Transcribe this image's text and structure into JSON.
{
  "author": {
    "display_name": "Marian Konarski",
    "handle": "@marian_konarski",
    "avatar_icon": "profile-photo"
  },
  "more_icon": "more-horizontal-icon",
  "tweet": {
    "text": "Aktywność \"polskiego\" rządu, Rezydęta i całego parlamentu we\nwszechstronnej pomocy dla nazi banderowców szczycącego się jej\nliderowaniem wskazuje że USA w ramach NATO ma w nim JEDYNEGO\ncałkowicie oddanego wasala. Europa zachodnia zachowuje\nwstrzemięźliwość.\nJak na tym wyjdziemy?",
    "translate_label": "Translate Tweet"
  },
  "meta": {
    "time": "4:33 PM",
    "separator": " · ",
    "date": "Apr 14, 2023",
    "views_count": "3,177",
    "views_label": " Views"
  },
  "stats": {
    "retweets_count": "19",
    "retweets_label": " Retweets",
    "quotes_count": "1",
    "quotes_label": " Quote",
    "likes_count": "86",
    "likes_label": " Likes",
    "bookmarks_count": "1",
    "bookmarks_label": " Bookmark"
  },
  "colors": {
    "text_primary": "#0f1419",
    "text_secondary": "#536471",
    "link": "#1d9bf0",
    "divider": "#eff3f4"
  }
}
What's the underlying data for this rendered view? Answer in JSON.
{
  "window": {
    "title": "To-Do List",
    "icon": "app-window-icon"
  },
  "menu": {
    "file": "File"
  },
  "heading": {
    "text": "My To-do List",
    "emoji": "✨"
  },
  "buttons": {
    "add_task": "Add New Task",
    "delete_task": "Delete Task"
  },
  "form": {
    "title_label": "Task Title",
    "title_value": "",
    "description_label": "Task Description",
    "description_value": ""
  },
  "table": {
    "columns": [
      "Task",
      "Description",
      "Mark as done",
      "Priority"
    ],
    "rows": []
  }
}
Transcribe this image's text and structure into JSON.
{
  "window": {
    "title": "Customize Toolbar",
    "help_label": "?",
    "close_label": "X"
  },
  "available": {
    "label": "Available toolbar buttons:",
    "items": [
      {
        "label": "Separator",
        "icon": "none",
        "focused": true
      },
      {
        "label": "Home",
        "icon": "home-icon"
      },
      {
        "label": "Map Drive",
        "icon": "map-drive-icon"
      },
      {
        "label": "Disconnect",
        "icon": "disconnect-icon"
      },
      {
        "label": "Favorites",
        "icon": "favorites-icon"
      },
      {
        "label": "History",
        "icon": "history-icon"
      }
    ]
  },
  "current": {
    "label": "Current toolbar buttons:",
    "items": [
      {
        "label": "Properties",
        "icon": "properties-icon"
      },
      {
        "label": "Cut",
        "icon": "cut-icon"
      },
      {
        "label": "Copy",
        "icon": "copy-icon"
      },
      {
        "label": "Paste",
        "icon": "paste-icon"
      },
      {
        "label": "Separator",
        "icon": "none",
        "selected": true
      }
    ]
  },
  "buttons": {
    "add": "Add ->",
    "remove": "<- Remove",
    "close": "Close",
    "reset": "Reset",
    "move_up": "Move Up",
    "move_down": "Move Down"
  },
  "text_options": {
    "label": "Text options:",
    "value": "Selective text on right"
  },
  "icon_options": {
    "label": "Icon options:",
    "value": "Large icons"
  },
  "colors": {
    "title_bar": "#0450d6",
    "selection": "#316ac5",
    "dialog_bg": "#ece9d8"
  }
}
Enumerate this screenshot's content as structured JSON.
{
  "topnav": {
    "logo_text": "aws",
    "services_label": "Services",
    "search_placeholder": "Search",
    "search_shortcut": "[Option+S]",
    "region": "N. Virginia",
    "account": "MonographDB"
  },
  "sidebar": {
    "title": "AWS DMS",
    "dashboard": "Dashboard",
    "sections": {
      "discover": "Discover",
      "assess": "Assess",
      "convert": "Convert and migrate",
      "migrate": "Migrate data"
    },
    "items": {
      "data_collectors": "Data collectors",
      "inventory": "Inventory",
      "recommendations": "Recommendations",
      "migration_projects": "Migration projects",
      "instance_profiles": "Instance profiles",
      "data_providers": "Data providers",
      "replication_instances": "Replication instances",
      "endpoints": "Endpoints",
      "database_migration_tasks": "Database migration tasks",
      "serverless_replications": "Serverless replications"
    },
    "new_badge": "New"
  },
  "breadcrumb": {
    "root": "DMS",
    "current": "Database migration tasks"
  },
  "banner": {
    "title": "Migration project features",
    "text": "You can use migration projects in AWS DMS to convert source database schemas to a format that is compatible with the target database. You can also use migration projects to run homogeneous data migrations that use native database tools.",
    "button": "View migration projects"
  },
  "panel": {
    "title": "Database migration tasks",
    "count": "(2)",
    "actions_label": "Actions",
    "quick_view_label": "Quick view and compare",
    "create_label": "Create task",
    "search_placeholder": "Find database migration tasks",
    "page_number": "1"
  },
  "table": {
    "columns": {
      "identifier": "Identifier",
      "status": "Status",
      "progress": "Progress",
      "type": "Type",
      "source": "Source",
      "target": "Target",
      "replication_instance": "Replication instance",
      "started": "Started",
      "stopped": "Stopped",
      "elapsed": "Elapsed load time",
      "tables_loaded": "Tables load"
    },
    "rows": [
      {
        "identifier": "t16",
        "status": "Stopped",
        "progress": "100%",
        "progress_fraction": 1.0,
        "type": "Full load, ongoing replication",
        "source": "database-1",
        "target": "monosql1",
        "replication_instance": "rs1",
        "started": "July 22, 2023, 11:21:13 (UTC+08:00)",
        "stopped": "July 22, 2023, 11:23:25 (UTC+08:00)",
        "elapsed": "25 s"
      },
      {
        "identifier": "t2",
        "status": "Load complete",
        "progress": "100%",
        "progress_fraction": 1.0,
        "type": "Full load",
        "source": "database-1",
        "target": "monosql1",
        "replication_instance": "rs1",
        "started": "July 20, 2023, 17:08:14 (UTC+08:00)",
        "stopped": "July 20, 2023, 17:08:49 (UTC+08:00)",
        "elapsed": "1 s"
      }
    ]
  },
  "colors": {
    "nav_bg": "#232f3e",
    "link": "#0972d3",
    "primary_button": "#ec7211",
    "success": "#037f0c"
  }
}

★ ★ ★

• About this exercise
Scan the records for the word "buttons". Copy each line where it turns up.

• Answer
  "buttons": {
    "label": "Available toolbar buttons:",
    "label": "Current toolbar buttons:",
  "buttons": {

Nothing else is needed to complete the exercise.